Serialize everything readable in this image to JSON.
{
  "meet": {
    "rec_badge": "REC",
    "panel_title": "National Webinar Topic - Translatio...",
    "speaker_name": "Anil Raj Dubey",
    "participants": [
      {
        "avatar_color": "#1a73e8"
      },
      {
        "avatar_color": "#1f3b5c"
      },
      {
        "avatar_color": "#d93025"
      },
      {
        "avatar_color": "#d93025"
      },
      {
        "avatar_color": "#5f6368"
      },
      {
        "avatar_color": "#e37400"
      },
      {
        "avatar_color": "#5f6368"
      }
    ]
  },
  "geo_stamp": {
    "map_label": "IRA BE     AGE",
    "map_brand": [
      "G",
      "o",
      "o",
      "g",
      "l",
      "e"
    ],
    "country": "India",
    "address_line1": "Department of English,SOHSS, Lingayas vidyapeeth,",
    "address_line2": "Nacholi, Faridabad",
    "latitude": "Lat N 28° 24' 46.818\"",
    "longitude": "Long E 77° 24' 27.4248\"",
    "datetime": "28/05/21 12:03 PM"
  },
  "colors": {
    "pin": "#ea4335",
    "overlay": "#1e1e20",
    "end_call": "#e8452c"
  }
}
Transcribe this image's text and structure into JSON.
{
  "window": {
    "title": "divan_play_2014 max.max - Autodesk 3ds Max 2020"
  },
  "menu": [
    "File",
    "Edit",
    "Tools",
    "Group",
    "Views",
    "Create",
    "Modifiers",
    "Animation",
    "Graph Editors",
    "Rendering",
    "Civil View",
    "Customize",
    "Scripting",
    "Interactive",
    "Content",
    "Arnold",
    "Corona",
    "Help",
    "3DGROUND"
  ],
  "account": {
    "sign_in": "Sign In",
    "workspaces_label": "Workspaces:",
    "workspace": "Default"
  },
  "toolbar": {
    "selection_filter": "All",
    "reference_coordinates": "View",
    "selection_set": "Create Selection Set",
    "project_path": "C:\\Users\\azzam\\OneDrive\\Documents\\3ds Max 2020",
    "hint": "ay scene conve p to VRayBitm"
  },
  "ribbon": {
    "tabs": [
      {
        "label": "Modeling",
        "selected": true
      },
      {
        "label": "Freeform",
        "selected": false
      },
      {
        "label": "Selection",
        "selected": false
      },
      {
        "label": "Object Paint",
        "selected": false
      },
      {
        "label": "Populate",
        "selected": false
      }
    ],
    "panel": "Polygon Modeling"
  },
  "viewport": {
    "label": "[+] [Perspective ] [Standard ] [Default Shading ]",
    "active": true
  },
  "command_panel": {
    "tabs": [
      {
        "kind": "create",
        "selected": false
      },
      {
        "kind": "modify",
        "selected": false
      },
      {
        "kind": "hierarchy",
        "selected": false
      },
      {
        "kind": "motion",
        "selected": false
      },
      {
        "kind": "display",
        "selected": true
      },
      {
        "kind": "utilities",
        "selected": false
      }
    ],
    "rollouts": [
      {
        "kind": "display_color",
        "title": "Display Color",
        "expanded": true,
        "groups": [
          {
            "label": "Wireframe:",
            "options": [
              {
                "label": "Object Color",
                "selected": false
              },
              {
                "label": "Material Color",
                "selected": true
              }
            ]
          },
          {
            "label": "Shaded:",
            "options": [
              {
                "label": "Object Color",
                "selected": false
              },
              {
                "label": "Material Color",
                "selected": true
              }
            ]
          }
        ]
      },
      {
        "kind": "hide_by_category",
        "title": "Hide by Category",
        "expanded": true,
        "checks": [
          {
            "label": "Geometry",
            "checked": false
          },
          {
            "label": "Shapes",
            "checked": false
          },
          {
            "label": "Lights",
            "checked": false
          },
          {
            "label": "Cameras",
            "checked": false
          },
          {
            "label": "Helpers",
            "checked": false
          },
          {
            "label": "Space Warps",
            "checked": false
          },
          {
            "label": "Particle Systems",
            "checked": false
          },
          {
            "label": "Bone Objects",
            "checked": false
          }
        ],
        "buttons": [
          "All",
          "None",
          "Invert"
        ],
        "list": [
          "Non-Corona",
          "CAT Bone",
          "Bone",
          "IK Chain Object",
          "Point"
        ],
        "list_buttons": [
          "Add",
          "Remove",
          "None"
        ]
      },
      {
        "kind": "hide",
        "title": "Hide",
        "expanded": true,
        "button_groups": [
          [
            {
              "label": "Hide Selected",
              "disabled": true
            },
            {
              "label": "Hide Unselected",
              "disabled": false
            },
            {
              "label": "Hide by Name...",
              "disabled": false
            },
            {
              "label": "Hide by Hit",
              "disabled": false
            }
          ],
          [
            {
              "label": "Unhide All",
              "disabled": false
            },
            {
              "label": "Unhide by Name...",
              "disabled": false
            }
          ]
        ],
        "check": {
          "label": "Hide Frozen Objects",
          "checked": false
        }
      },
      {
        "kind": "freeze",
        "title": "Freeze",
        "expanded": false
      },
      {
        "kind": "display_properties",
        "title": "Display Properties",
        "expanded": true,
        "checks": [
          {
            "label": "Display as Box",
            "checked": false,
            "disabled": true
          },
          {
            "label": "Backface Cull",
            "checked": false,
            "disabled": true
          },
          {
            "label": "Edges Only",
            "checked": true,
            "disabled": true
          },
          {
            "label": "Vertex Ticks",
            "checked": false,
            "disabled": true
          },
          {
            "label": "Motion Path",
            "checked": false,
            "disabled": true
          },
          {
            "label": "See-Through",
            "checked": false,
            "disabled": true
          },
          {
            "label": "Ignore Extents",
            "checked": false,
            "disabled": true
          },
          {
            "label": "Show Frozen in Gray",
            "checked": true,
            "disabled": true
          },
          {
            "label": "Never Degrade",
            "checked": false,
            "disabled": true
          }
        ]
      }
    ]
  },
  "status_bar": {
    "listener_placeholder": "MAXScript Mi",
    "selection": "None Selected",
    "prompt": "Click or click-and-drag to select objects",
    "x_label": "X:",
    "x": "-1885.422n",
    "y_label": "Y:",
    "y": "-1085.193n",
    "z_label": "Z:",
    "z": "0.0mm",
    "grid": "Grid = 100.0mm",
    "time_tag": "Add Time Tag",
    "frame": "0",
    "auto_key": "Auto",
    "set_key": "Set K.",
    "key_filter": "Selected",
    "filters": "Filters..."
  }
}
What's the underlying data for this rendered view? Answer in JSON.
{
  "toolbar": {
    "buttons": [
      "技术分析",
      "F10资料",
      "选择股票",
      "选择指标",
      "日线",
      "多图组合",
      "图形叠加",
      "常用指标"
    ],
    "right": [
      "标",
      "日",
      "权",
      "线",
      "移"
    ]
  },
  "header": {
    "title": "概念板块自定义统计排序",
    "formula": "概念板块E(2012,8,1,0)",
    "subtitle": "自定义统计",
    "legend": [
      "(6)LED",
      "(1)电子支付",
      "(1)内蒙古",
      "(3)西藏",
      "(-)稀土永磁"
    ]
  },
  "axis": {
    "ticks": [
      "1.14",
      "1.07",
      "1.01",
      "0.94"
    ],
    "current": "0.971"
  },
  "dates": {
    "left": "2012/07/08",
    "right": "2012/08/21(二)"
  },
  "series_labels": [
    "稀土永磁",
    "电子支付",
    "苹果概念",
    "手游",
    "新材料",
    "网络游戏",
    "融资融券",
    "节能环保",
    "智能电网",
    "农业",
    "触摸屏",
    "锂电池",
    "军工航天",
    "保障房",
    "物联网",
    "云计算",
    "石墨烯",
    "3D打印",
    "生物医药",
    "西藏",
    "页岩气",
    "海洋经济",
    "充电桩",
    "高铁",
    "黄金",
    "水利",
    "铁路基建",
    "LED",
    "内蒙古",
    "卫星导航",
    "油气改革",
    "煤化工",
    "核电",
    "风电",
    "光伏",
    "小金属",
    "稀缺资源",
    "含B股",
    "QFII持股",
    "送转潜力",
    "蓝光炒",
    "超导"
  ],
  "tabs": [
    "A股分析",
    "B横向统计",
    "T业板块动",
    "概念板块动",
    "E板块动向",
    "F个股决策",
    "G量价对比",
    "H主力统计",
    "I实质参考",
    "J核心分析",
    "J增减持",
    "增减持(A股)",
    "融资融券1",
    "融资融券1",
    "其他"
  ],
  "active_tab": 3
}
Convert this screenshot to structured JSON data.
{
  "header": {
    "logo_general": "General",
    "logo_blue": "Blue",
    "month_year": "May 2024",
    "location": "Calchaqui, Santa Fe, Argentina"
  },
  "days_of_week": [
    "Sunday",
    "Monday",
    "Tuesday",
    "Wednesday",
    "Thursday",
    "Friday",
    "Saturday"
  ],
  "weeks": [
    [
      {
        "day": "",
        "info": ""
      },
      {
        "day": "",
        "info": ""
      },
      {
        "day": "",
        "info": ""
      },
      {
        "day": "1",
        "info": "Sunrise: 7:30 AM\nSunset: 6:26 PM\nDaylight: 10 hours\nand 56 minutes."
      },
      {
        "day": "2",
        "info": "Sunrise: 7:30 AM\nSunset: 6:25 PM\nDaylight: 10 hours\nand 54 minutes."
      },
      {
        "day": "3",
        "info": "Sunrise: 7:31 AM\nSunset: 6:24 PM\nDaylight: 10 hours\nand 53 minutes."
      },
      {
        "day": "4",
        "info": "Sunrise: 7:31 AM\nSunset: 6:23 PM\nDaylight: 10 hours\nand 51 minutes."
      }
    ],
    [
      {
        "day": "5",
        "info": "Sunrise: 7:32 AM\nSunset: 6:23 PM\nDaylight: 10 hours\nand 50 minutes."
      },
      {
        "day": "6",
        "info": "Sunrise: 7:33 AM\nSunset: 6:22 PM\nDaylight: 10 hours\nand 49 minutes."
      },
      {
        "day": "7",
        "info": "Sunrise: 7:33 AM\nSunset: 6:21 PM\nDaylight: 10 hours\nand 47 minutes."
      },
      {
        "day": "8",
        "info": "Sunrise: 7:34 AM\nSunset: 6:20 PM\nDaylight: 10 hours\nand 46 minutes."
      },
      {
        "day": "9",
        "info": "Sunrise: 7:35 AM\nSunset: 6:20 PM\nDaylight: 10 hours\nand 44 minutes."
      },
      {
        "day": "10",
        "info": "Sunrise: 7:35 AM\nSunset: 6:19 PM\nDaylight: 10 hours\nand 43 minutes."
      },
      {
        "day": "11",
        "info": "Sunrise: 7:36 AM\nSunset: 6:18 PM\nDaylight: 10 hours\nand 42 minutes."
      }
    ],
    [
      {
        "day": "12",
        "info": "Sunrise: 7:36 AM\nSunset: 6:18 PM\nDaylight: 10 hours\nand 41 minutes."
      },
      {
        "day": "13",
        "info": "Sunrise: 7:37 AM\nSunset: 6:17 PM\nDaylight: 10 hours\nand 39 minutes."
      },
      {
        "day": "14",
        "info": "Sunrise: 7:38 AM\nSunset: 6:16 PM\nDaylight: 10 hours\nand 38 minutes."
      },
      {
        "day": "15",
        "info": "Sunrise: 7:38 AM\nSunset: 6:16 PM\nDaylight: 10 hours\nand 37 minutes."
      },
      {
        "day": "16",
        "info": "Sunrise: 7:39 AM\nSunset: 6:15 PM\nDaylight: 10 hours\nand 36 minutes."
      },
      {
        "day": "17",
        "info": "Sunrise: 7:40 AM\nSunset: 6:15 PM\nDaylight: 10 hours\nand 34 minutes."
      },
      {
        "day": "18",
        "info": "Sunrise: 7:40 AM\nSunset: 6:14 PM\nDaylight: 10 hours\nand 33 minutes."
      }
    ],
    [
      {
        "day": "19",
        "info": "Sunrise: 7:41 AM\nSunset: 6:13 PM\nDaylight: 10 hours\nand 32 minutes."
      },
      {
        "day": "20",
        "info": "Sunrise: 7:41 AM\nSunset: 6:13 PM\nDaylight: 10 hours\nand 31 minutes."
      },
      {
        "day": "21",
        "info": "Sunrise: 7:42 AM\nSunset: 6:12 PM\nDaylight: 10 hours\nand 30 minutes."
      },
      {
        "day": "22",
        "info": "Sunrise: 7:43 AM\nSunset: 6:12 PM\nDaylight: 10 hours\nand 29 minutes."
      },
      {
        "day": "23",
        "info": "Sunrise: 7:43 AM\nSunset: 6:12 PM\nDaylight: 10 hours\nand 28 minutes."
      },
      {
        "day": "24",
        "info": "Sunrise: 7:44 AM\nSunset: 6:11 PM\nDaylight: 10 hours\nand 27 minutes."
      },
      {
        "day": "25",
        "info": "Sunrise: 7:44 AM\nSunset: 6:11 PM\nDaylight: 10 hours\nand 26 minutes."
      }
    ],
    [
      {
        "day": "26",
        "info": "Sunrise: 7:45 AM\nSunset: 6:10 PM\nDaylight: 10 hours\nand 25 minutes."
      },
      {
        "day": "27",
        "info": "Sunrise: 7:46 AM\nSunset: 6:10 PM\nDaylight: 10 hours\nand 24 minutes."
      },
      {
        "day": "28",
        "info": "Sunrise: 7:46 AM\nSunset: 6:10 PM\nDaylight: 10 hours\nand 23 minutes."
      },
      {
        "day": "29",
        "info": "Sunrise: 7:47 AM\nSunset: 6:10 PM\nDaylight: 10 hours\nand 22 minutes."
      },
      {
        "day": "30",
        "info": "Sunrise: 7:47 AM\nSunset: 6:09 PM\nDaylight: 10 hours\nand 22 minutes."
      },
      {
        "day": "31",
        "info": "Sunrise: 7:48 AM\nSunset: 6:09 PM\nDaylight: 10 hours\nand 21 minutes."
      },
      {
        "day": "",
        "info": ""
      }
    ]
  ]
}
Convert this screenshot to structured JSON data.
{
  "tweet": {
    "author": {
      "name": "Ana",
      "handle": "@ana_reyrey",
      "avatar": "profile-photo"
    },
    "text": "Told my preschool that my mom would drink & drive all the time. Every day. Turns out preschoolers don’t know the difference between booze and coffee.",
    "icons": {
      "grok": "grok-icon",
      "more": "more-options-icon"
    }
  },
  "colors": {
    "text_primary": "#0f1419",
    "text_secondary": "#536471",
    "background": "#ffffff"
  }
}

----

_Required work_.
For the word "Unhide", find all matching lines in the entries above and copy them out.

_Solution for this task_.
              "label": "Unhide All",
              "label": "Unhide by Name...",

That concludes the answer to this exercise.